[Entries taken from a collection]
***

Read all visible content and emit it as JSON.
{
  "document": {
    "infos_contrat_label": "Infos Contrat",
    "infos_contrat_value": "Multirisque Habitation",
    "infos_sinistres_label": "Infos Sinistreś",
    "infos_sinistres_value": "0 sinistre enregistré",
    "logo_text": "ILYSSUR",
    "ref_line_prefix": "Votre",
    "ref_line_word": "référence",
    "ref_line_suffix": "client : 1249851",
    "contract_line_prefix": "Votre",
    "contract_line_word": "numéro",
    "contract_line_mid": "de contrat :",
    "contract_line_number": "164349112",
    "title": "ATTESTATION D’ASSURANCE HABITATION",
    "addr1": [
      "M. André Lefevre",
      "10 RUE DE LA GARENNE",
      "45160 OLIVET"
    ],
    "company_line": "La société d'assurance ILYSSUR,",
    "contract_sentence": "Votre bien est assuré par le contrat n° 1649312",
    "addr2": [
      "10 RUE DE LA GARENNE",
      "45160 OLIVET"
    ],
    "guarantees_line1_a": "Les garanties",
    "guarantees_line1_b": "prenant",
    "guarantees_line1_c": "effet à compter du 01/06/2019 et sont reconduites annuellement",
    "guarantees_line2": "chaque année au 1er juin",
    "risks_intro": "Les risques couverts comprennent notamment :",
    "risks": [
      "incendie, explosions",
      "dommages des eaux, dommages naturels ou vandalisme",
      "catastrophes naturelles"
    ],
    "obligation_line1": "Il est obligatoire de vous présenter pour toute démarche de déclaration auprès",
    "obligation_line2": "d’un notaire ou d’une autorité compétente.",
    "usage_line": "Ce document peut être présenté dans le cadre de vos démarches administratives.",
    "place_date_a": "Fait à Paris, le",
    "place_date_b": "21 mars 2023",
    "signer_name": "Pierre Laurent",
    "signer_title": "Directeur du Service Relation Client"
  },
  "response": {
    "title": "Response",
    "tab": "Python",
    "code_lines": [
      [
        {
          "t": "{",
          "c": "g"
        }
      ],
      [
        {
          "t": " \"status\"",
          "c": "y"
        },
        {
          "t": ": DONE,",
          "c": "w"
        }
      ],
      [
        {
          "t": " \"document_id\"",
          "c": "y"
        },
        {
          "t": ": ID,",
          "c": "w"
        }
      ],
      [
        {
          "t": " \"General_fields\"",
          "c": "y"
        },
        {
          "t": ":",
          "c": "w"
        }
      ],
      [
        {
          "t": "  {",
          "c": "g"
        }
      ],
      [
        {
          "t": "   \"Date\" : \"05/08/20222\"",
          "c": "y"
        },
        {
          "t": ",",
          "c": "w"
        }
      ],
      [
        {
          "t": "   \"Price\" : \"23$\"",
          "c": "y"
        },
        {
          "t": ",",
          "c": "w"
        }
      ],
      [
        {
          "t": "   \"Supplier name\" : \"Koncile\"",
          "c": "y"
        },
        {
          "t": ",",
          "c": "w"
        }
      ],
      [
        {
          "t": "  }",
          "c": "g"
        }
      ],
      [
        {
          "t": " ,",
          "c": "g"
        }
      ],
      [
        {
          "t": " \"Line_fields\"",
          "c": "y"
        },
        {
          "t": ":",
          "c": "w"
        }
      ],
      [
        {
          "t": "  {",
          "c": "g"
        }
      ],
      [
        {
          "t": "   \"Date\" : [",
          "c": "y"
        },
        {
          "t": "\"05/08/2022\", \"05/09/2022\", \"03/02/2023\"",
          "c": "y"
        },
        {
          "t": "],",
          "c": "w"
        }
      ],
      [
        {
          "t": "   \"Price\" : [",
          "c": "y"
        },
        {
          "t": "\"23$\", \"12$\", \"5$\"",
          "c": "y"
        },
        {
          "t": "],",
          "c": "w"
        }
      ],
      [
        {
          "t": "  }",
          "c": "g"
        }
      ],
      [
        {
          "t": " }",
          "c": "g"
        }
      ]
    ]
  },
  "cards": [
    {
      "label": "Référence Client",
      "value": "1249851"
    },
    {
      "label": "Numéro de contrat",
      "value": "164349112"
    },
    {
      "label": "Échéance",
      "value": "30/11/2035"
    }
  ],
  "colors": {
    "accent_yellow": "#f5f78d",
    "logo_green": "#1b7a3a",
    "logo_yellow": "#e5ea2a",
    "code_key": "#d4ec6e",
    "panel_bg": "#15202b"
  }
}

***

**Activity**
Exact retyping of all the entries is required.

**Task solution**
Read all visible content and emit it as JSON.
{
  "document": {
    "infos_contrat_label": "Infos Contrat",
    "infos_contrat_value": "Multirisque Habitation",
    "infos_sinistres_label": "Infos Sinistreś",
    "infos_sinistres_value": "0 sinistre enregistré",
    "logo_text": "ILYSSUR",
    "ref_line_prefix": "Votre",
    "ref_line_word": "référence",
    "ref_line_suffix": "client : 1249851",
    "contract_line_prefix": "Votre",
    "contract_line_word": "numéro",
    "contract_line_mid": "de contrat :",
    "contract_line_number": "164349112",
    "title": "ATTESTATION D’ASSURANCE HABITATION",
    "addr1": [
      "M. André Lefevre",
      "10 RUE DE LA GARENNE",
      "45160 OLIVET"
    ],
    "company_line": "La société d'assurance ILYSSUR,",
    "contract_sentence": "Votre bien est assuré par le contrat n° 1649312",
    "addr2": [
      "10 RUE DE LA GARENNE",
      "45160 OLIVET"
    ],
    "guarantees_line1_a": "Les garanties",
    "guarantees_line1_b": "prenant",
    "guarantees_line1_c": "effet à compter du 01/06/2019 et sont reconduites annuellement",
    "guarantees_line2": "chaque année au 1er juin",
    "risks_intro": "Les risques couverts comprennent notamment :",
    "risks": [
      "incendie, explosions",
      "dommages des eaux, dommages naturels ou vandalisme",
      "catastrophes naturelles"
    ],
    "obligation_line1": "Il est obligatoire de vous présenter pour toute démarche de déclaration auprès",
    "obligation_line2": "d’un notaire ou d’une autorité compétente.",
    "usage_line": "Ce document peut être présenté dans le cadre de vos démarches administratives.",
    "place_date_a": "Fait à Paris, le",
    "place_date_b": "21 mars 2023",
    "signer_name": "Pierre Laurent",
    "signer_title": "Directeur du Service Relation Client"
  },
  "response": {
    "title": "Response",
    "tab": "Python",
    "code_lines": [
      [
        {
          "t": "{",
          "c": "g"
        }
      ],
      [
        {
          "t": " \"status\"",
          "c": "y"
        },
        {
          "t": ": DONE,",
          "c": "w"
        }
      ],
      [
        {
          "t": " \"document_id\"",
          "c": "y"
        },
        {
          "t": ": ID,",
          "c": "w"
        }
      ],
      [
        {
          "t": " \"General_fields\"",
          "c": "y"
        },
        {
          "t": ":",
          "c": "w"
        }
      ],
      [
        {
          "t": "  {",
          "c": "g"
        }
      ],
      [
        {
          "t": "   \"Date\" : \"05/08/20222\"",
          "c": "y"
        },
        {
          "t": ",",
          "c": "w"
        }
      ],
      [
        {
          "t": "   \"Price\" : \"23$\"",
          "c": "y"
        },
        {
          "t": ",",
          "c": "w"
        }
      ],
      [
        {
          "t": "   \"Supplier name\" : \"Koncile\"",
          "c": "y"
        },
        {
          "t": ",",
          "c": "w"
        }
      ],
      [
        {
          "t": "  }",
          "c": "g"
        }
      ],
      [
        {
          "t": " ,",
          "c": "g"
        }
      ],
      [
        {
          "t": " \"Line_fields\"",
          "c": "y"
        },
        {
          "t": ":",
          "c": "w"
        }
      ],
      [
        {
          "t": "  {",
          "c": "g"
        }
      ],
      [
        {
          "t": "   \"Date\" : [",
          "c": "y"
        },
        {
          "t": "\"05/08/2022\", \"05/09/2022\", \"03/02/2023\"",
          "c": "y"
        },
        {
          "t": "],",
          "c": "w"
        }
      ],
      [
        {
          "t": "   \"Price\" : [",
          "c": "y"
        },
        {
          "t": "\"23$\", \"12$\", \"5$\"",
          "c": "y"
        },
        {
          "t": "],",
          "c": "w"
        }
      ],
      [
        {
          "t": "  }",
          "c": "g"
        }
      ],
      [
        {
          "t": " }",
          "c": "g"
        }
      ]
    ]
  },
  "cards": [
    {
      "label": "Référence Client",
      "value": "1249851"
    },
    {
      "label": "Numéro de contrat",
      "value": "164349112"
    },
    {
      "label": "Échéance",
      "value": "30/11/2035"
    }
  ],
  "colors": {
    "accent_yellow": "#f5f78d",
    "logo_green": "#1b7a3a",
    "logo_yellow": "#e5ea2a",
    "code_key": "#d4ec6e",
    "panel_bg": "#15202b"
  }
}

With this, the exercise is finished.